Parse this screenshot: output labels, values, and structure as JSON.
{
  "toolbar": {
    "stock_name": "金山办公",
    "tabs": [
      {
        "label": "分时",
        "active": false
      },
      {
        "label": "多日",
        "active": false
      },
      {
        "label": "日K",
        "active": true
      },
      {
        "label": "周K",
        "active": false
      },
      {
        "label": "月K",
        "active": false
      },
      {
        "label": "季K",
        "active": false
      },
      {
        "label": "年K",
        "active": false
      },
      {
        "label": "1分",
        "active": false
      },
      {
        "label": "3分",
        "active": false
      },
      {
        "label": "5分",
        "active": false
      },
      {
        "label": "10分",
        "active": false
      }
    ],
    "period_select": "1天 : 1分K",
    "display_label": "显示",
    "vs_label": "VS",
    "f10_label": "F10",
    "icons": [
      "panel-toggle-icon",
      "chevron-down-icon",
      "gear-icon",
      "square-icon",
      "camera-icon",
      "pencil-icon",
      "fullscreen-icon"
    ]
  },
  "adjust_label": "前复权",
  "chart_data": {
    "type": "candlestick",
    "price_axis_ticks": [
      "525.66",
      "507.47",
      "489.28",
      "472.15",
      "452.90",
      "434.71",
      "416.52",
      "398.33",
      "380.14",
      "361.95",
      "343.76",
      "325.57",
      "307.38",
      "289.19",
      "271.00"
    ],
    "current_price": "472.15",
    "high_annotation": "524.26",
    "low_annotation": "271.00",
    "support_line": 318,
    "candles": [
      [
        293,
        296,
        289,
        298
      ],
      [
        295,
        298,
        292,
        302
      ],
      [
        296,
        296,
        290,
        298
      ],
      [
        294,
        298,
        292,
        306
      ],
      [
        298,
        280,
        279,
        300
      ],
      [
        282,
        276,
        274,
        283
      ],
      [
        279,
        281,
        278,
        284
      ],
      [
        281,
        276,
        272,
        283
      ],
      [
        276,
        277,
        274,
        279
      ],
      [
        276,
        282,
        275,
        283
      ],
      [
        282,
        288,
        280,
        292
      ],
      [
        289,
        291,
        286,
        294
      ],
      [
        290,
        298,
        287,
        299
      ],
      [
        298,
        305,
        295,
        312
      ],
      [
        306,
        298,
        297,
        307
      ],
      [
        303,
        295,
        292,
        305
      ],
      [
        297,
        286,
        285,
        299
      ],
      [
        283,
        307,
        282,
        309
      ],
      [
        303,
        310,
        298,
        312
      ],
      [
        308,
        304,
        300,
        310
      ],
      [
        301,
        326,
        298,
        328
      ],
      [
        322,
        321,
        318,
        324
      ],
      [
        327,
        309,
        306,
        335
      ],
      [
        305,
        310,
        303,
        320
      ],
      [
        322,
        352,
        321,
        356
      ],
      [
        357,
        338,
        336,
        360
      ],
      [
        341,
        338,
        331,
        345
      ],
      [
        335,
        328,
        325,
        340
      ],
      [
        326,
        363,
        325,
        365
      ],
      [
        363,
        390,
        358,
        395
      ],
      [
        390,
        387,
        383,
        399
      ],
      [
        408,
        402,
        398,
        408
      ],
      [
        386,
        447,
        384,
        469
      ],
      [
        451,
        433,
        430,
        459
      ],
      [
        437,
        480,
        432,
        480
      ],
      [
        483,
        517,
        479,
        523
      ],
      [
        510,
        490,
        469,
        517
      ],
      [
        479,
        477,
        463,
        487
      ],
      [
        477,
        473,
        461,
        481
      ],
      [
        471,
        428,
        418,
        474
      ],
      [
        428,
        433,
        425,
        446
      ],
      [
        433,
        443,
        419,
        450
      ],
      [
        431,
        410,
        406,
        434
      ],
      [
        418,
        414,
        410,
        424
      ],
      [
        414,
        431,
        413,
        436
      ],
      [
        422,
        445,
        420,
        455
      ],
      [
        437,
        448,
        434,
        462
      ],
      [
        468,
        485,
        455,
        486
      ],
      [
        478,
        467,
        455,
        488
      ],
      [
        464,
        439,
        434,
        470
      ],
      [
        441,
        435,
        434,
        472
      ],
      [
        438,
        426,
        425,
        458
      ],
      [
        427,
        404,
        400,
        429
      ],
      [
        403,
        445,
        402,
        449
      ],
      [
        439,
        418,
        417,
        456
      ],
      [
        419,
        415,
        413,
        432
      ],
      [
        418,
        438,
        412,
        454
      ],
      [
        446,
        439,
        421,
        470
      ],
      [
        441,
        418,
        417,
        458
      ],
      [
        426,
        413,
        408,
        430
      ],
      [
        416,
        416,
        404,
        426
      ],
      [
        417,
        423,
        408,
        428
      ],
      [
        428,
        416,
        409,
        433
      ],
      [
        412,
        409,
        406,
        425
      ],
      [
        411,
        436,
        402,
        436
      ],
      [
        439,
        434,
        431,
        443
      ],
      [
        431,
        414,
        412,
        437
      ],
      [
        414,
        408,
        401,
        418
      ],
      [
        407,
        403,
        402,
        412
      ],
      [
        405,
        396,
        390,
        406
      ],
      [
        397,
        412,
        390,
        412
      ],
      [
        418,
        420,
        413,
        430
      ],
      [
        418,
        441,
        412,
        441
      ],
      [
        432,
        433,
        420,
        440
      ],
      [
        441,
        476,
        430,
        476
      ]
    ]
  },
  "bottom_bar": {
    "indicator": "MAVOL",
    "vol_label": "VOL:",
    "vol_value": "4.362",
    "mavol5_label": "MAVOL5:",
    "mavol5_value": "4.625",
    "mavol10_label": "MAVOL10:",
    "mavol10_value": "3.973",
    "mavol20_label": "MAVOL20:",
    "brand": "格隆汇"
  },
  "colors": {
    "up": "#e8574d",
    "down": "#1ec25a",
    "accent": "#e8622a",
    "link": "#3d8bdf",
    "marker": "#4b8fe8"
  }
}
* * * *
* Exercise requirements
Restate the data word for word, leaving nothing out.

* Finished task
Parse this screenshot: output labels, values, and structure as JSON.
{
  "toolbar": {
    "stock_name": "金山办公",
    "tabs": [
      {
        "label": "分时",
        "active": false
      },
      {
        "label": "多日",
        "active": false
      },
      {
        "label": "日K",
        "active": true
      },
      {
        "label": "周K",
        "active": false
      },
      {
        "label": "月K",
        "active": false
      },
      {
        "label": "季K",
        "active": false
      },
      {
        "label": "年K",
        "active": false
      },
      {
        "label": "1分",
        "active": false
      },
      {
        "label": "3分",
        "active": false
      },
      {
        "label": "5分",
        "active": false
      },
      {
        "label": "10分",
        "active": false
      }
    ],
    "period_select": "1天 : 1分K",
    "display_label": "显示",
    "vs_label": "VS",
    "f10_label": "F10",
    "icons": [
      "panel-toggle-icon",
      "chevron-down-icon",
      "gear-icon",
      "square-icon",
      "camera-icon",
      "pencil-icon",
      "fullscreen-icon"
    ]
  },
  "adjust_label": "前复权",
  "chart_data": {
    "type": "candlestick",
    "price_axis_ticks": [
      "525.66",
      "507.47",
      "489.28",
      "472.15",
      "452.90",
      "434.71",
      "416.52",
      "398.33",
      "380.14",
      "361.95",
      "343.76",
      "325.57",
      "307.38",
      "289.19",
      "271.00"
    ],
    "current_price": "472.15",
    "high_annotation": "524.26",
    "low_annotation": "271.00",
    "support_line": 318,
    "candles": [
      [
        293,
        296,
        289,
        298
      ],
      [
        295,
        298,
        292,
        302
      ],
      [
        296,
        296,
        290,
        298
      ],
      [
        294,
        298,
        292,
        306
      ],
      [
        298,
        280,
        279,
        300
      ],
      [
        282,
        276,
        274,
        283
      ],
      [
        279,
        281,
        278,
        284
      ],
      [
        281,
        276,
        272,
        283
      ],
      [
        276,
        277,
        274,
        279
      ],
      [
        276,
        282,
        275,
        283
      ],
      [
        282,
        288,
        280,
        292
      ],
      [
        289,
        291,
        286,
        294
      ],
      [
        290,
        298,
        287,
        299
      ],
      [
        298,
        305,
        295,
        312
      ],
      [
        306,
        298,
        297,
        307
      ],
      [
        303,
        295,
        292,
        305
      ],
      [
        297,
        286,
        285,
        299
      ],
      [
        283,
        307,
        282,
        309
      ],
      [
        303,
        310,
        298,
        312
      ],
      [
        308,
        304,
        300,
        310
      ],
      [
        301,
        326,
        298,
        328
      ],
      [
        322,
        321,
        318,
        324
      ],
      [
        327,
        309,
        306,
        335
      ],
      [
        305,
        310,
        303,
        320
      ],
      [
        322,
        352,
        321,
        356
      ],
      [
        357,
        338,
        336,
        360
      ],
      [
        341,
        338,
        331,
        345
      ],
      [
        335,
        328,
        325,
        340
      ],
      [
        326,
        363,
        325,
        365
      ],
      [
        363,
        390,
        358,
        395
      ],
      [
        390,
        387,
        383,
        399
      ],
      [
        408,
        402,
        398,
        408
      ],
      [
        386,
        447,
        384,
        469
      ],
      [
        451,
        433,
        430,
        459
      ],
      [
        437,
        480,
        432,
        480
      ],
      [
        483,
        517,
        479,
        523
      ],
      [
        510,
        490,
        469,
        517
      ],
      [
        479,
        477,
        463,
        487
      ],
      [
        477,
        473,
        461,
        481
      ],
      [
        471,
        428,
        418,
        474
      ],
      [
        428,
        433,
        425,
        446
      ],
      [
        433,
        443,
        419,
        450
      ],
      [
        431,
        410,
        406,
        434
      ],
      [
        418,
        414,
        410,
        424
      ],
      [
        414,
        431,
        413,
        436
      ],
      [
        422,
        445,
        420,
        455
      ],
      [
        437,
        448,
        434,
        462
      ],
      [
        468,
        485,
        455,
        486
      ],
      [
        478,
        467,
        455,
        488
      ],
      [
        464,
        439,
        434,
        470
      ],
      [
        441,
        435,
        434,
        472
      ],
      [
        438,
        426,
        425,
        458
      ],
      [
        427,
        404,
        400,
        429
      ],
      [
        403,
        445,
        402,
        449
      ],
      [
        439,
        418,
        417,
        456
      ],
      [
        419,
        415,
        413,
        432
      ],
      [
        418,
        438,
        412,
        454
      ],
      [
        446,
        439,
        421,
        470
      ],
      [
        441,
        418,
        417,
        458
      ],
      [
        426,
        413,
        408,
        430
      ],
      [
        416,
        416,
        404,
        426
      ],
      [
        417,
        423,
        408,
        428
      ],
      [
        428,
        416,
        409,
        433
      ],
      [
        412,
        409,
        406,
        425
      ],
      [
        411,
        436,
        402,
        436
      ],
      [
        439,
        434,
        431,
        443
      ],
      [
        431,
        414,
        412,
        437
      ],
      [
        414,
        408,
        401,
        418
      ],
      [
        407,
        403,
        402,
        412
      ],
      [
        405,
        396,
        390,
        406
      ],
      [
        397,
        412,
        390,
        412
      ],
      [
        418,
        420,
        413,
        430
      ],
      [
        418,
        441,
        412,
        441
      ],
      [
        432,
        433,
        420,
        440
      ],
      [
        441,
        476,
        430,
        476
      ]
    ]
  },
  "bottom_bar": {
    "indicator": "MAVOL",
    "vol_label": "VOL:",
    "vol_value": "4.362",
    "mavol5_label": "MAVOL5:",
    "mavol5_value": "4.625",
    "mavol10_label": "MAVOL10:",
    "mavol10_value": "3.973",
    "mavol20_label": "MAVOL20:",
    "brand": "格隆汇"
  },
  "colors": {
    "up": "#e8574d",
    "down": "#1ec25a",
    "accent": "#e8622a",
    "link": "#3d8bdf",
    "marker": "#4b8fe8"
  }
}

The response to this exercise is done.